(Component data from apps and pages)
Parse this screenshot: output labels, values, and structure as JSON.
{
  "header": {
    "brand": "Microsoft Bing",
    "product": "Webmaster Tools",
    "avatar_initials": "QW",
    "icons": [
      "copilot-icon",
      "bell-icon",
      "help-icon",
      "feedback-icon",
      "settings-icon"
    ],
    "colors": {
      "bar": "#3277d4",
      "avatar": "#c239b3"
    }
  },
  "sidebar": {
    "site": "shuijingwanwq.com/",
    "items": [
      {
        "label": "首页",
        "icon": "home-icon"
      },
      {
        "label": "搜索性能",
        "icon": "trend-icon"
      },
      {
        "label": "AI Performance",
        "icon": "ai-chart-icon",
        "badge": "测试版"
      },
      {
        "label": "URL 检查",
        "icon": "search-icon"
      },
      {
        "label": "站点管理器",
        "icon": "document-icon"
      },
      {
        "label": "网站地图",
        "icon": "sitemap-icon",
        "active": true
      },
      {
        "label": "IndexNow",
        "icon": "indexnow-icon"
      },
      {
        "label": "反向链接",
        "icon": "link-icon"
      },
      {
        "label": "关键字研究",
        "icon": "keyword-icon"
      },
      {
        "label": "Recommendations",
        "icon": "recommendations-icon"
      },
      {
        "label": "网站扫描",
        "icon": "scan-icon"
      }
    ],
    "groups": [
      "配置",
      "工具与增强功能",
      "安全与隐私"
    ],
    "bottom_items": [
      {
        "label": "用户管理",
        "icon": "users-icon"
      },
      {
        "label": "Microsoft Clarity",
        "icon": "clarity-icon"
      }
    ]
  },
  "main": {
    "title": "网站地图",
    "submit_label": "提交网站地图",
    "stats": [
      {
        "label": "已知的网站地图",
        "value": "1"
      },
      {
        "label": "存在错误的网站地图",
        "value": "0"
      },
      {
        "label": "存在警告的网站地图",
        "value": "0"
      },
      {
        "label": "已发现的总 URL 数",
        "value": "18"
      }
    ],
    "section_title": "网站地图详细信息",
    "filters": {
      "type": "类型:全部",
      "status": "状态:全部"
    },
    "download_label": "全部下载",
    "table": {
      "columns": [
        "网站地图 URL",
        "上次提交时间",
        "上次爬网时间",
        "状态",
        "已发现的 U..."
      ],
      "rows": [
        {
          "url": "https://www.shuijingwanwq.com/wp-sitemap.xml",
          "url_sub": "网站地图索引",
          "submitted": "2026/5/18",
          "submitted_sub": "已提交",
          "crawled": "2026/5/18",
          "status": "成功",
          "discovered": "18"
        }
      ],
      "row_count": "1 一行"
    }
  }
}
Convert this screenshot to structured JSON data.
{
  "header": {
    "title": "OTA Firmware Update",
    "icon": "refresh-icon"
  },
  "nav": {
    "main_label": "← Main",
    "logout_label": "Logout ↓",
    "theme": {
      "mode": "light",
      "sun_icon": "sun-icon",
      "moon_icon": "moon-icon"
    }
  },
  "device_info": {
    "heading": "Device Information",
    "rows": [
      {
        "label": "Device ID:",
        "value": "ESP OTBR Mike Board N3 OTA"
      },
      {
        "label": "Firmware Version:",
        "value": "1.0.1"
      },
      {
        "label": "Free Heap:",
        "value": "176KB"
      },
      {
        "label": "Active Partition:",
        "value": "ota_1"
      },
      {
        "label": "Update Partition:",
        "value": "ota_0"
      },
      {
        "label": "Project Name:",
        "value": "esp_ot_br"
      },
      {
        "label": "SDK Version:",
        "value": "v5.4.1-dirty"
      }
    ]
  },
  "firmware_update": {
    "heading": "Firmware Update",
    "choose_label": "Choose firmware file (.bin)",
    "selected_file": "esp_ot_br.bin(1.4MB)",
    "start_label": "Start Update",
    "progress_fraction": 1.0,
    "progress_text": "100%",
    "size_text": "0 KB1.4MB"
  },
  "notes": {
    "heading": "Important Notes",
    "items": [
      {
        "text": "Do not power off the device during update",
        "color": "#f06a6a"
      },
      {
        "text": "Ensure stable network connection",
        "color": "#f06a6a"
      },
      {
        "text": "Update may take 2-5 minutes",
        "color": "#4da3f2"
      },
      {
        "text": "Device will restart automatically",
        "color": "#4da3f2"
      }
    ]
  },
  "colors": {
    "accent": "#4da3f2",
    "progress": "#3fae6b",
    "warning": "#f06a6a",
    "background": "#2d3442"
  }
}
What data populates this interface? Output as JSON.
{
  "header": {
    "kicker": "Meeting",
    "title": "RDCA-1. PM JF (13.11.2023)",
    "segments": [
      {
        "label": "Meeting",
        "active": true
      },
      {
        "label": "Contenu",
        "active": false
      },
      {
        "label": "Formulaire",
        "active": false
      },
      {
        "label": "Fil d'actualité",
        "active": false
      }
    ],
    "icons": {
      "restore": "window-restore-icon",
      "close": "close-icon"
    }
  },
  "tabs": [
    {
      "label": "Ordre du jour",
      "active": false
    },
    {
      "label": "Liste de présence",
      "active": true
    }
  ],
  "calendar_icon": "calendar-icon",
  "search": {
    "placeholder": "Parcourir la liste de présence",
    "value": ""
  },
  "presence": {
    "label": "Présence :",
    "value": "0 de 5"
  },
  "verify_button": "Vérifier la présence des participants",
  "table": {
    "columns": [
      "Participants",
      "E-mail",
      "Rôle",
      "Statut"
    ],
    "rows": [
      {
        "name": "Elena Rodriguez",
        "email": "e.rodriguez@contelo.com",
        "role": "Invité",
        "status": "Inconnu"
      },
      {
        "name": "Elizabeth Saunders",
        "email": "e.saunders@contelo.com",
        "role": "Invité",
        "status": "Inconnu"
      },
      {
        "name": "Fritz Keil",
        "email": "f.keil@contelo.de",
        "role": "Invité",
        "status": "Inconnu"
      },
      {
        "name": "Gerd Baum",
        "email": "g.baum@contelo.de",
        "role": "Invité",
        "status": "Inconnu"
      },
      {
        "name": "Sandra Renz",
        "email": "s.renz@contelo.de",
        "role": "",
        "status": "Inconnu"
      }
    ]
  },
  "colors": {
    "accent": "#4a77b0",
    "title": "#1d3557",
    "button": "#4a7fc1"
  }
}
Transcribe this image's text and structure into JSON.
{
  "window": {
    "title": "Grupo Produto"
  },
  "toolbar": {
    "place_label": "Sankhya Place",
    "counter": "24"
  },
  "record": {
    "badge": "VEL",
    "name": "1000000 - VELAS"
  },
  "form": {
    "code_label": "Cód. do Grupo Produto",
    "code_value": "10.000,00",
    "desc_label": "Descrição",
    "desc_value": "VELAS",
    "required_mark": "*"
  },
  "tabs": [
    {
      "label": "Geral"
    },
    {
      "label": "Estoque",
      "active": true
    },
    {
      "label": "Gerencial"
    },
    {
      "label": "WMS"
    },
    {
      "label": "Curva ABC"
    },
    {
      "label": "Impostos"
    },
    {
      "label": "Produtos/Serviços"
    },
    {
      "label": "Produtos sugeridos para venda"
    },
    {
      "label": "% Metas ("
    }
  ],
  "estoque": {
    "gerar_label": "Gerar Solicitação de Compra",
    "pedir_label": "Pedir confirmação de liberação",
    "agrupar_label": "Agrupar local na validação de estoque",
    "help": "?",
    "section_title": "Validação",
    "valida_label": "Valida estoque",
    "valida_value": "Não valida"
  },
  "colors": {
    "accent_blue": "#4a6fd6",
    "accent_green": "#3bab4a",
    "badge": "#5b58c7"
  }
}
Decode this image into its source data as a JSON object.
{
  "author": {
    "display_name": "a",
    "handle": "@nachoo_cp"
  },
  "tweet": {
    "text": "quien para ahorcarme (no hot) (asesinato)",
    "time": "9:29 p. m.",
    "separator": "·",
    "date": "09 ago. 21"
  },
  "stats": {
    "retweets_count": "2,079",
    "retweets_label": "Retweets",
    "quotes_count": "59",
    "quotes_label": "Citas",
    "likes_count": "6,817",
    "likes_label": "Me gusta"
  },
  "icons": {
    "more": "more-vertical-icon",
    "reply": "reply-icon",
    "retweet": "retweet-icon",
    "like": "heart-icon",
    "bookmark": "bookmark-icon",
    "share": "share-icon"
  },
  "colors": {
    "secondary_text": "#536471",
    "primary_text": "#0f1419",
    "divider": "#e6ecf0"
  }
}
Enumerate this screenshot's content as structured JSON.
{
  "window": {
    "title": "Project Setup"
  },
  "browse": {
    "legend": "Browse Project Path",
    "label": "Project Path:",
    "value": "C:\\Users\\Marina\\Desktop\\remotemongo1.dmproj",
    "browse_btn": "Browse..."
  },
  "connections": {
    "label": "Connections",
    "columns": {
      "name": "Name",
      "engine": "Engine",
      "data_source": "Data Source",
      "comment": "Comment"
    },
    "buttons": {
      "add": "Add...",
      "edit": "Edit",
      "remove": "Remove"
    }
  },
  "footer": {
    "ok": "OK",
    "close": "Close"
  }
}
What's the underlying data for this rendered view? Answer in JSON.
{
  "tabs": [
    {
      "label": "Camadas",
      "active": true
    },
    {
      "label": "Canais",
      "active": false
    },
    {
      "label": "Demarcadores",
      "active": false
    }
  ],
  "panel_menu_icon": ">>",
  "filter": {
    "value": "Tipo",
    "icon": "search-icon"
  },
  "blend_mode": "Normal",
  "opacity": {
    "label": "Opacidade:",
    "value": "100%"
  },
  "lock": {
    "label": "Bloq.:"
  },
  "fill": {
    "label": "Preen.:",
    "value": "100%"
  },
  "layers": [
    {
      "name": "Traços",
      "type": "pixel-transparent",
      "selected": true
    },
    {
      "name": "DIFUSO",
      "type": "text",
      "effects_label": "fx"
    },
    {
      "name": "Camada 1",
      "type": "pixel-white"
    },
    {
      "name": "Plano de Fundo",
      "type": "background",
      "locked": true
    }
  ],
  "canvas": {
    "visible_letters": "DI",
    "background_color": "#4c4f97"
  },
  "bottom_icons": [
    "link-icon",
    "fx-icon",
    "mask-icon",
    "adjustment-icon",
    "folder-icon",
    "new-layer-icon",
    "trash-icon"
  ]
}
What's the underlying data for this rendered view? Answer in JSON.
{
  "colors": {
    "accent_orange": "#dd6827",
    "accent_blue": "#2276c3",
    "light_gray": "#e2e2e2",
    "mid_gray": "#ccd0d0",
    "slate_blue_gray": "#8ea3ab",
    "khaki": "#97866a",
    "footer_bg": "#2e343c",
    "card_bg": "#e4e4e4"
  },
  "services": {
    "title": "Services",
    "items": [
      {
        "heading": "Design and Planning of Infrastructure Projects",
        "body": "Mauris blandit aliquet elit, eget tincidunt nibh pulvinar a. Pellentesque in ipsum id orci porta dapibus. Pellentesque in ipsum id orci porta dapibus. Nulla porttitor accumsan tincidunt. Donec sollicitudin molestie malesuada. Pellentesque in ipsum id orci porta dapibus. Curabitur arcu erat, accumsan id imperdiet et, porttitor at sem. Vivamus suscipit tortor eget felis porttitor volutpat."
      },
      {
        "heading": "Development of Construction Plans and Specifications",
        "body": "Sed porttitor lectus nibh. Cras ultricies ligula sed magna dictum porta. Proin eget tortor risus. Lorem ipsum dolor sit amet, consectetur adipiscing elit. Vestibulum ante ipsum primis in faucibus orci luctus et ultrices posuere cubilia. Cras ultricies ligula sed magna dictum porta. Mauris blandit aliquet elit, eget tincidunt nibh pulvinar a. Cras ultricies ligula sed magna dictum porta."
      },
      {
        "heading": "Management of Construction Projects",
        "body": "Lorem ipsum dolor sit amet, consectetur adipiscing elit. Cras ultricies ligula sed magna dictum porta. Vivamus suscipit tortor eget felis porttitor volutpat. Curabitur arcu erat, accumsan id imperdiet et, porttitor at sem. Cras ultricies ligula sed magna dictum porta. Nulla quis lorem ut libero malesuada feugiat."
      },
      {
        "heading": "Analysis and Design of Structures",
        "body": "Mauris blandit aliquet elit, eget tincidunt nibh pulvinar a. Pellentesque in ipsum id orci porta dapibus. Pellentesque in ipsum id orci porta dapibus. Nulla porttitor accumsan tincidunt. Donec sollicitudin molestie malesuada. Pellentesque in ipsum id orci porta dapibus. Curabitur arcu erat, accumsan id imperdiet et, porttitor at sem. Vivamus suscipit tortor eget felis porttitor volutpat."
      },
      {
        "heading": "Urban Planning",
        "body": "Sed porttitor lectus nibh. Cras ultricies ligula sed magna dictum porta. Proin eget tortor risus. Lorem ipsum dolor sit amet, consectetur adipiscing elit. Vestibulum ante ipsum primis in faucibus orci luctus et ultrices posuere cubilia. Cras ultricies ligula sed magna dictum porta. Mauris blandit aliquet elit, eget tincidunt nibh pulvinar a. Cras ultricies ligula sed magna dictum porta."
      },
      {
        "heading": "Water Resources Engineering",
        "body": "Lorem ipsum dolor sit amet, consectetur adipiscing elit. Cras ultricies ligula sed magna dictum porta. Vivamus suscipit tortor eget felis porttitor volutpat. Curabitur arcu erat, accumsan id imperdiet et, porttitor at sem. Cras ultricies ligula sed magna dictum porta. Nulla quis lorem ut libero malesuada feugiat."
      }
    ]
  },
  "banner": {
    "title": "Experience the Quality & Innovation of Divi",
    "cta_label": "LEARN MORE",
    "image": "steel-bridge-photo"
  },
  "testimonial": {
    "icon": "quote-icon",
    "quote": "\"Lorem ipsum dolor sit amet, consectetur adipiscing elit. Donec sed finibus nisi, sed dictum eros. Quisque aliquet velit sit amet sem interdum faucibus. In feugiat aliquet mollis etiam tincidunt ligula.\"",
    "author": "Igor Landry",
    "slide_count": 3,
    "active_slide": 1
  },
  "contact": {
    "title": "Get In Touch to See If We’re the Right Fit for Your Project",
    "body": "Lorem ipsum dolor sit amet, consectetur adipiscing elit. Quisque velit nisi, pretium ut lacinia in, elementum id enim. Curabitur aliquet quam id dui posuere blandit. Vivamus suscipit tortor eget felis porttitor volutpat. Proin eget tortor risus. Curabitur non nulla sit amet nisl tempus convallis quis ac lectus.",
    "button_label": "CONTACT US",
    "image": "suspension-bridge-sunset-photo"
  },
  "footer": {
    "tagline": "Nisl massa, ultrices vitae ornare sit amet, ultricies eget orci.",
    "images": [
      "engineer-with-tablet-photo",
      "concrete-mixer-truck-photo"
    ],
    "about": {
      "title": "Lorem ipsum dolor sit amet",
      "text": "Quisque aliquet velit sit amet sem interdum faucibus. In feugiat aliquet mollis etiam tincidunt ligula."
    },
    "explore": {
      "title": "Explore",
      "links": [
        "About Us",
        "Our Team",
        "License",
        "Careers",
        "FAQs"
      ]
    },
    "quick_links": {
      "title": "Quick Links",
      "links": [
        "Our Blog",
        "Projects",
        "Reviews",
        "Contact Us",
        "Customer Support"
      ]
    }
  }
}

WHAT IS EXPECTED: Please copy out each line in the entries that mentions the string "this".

RESPONSE AREA:
Parse this screenshot: output labels, values, and structure as JSON.
Convert this screenshot to structured JSON data.
What data populates this interface? Output as JSON.
Transcribe this image's text and structure into JSON.
Decode this image into its source data as a JSON object.
Enumerate this screenshot's content as structured JSON.
What's the underlying data for this rendered view? Answer in JSON.
What's the underlying data for this rendered view? Answer in JSON.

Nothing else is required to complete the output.